Nicole Gentile, Monika Peña, and Jisel Soleil Ayon rock out in the regional premiere of “Lizzie, The Musical” at the Chance Theater in Anaheim.
(Photo by Doug Catiller, True Image Studio)

“Lizzie Borden took an ax and gave her mother 40 whacks,” or so the saying goes, adding that “When she saw what she had done, she gave her father 41.”

Never mind that the real Borden was acquitted in 1893 for the murders due to lack of evidence. She’s guilty as hell, according to the rock musical “Lizzie,” now on stage at the Chance Theater in Anaheim.

We never meet Lizzie’s abusive father and cruel stepmother in the staged version, which consists of a cast of four women — Lizzie, her sister, the family maid and a (very) close friend. Lizzie offs the parents in silhouette, using a microphone stand as her weapon.

The Chance’s production, vigorously directed by Jocelyn A. Brown, is an unrelenting assault on the senses, backed by a persistent five-piece band directed by keyboardist Robyn Manion.


The music lustily supports the show, but often reverberates at such a high volume for a small venue that it overcomes the actresses and vocal clarity is lost. Adding to the discomfort are the lighting designs, in which harsh, glowing bulbs are directed toward the audience. (My companion bailed, covering her ears, at intermission).

Monika Peña as Lizzie Borden and Jisel Soleil Ayon as Alice Russell in the regional premiere of “Lizzie, The Musical” at the Chance Theater in Anaheim.
(Photo by Doug Catiller, True Image Studio)

That said, all four women are exceptionally strong, both dramatically and vocally, particularly Monika Peña in the title role of a young woman driven to murder by her father’s sexual abuse and her stepmother’s rebuke. Peña imbues her strident character with grim determination, waving her long hair for emphasis during her musical numbers.

Alli Rose Schynert is a force of both support and opposition as Lizzie’s sister Emma. She hits her emotional stride in the post-murder song “WTF Now, Lizzie?” (the acronym is fully spelled out in the performance).

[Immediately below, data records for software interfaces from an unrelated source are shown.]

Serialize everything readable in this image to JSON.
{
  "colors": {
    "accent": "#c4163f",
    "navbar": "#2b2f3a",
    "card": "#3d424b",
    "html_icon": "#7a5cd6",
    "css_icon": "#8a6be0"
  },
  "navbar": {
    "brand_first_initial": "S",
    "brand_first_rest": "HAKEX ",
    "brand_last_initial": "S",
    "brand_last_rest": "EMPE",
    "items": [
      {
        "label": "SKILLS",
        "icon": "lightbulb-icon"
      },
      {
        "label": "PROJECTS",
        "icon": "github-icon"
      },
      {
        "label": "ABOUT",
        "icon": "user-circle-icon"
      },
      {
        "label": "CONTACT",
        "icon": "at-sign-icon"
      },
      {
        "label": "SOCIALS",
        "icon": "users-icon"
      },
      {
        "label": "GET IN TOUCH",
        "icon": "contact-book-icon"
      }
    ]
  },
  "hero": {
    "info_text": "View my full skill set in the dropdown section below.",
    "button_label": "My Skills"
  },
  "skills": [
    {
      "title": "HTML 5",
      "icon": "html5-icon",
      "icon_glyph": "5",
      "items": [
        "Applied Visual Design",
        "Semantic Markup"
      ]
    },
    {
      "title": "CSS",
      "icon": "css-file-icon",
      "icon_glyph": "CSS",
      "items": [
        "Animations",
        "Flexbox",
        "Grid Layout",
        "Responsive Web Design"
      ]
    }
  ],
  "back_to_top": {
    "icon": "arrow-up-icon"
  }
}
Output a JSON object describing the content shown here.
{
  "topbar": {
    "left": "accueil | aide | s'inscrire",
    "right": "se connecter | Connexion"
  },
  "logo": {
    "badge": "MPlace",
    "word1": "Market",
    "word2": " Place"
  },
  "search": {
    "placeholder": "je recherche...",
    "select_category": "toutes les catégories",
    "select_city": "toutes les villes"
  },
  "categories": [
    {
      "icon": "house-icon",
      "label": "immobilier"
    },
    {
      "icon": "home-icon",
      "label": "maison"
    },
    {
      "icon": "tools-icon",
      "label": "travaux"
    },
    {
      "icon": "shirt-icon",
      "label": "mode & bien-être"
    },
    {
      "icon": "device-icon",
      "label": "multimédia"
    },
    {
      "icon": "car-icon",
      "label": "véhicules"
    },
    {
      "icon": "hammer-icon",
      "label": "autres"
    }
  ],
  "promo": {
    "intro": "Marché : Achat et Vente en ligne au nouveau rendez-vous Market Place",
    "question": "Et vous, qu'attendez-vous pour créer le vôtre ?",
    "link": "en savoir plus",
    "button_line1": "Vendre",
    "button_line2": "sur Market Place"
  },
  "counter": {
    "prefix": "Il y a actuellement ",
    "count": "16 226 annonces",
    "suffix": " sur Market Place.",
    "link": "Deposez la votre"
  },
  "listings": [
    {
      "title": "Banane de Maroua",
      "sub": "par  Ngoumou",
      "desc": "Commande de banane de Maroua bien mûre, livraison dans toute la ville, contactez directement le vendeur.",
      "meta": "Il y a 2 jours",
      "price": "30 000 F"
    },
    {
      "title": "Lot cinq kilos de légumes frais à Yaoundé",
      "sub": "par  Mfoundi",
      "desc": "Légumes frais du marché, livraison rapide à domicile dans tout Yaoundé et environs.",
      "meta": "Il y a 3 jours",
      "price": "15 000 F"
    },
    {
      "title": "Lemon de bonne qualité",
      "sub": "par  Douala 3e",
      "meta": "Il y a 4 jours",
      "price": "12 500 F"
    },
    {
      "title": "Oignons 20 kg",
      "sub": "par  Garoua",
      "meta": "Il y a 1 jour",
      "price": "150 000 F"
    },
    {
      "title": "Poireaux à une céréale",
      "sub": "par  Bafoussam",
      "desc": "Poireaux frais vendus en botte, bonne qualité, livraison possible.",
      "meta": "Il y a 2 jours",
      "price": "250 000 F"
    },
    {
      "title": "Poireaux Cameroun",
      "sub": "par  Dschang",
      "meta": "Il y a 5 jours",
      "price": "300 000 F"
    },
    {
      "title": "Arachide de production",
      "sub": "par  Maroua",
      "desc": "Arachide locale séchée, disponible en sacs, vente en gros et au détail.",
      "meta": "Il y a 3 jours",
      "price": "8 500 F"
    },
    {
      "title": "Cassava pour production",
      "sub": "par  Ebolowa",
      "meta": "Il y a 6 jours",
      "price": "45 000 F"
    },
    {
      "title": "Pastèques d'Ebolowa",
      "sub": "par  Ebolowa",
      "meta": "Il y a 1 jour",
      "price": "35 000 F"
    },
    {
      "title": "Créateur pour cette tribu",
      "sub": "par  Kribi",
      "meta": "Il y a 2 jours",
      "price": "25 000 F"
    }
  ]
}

Also memorable is Jisel Soleil Ayon as the sensuous neighbor Alice, Lizzie’s love interest. She and Peña beautifully display their feelings in the haunting duet “Will You Stay​?”

The family maid, named Bridget but called Maggie by the sisters, is far more than a utility character in this version. Nicole Gentile rants and rages with both disgust and delight in another bravura performance.

Choreography, a major factor, has been dizzyingly accomplished by Hazel Clarke, while Rachael Lorenzetti’s period-style, fringed costumes also play a vital role. The multi-level setting by Kristin Campbell works effectively for the Chance’s dimensions.

“Lizzie,” with its strong, all-female cast making a case for justifiable homicide, is a dynamic production that could have been rendered even more so by tamping down the volume at Anaheim’s Chance Theater.

Tom Titus reviews local theater.


What: “Lizzie, the Musical”

Where: Chance Theater, 5522 E. La Palma Ave., Anaheim

When: Thursdays at 7:30 p.m., Fridays at 8 p.m., Saturdays at 3 and 8 p.m., Sundays at 3 p.m. through March 3


Cost: $31 to $45

Information: (714) 455-4212 or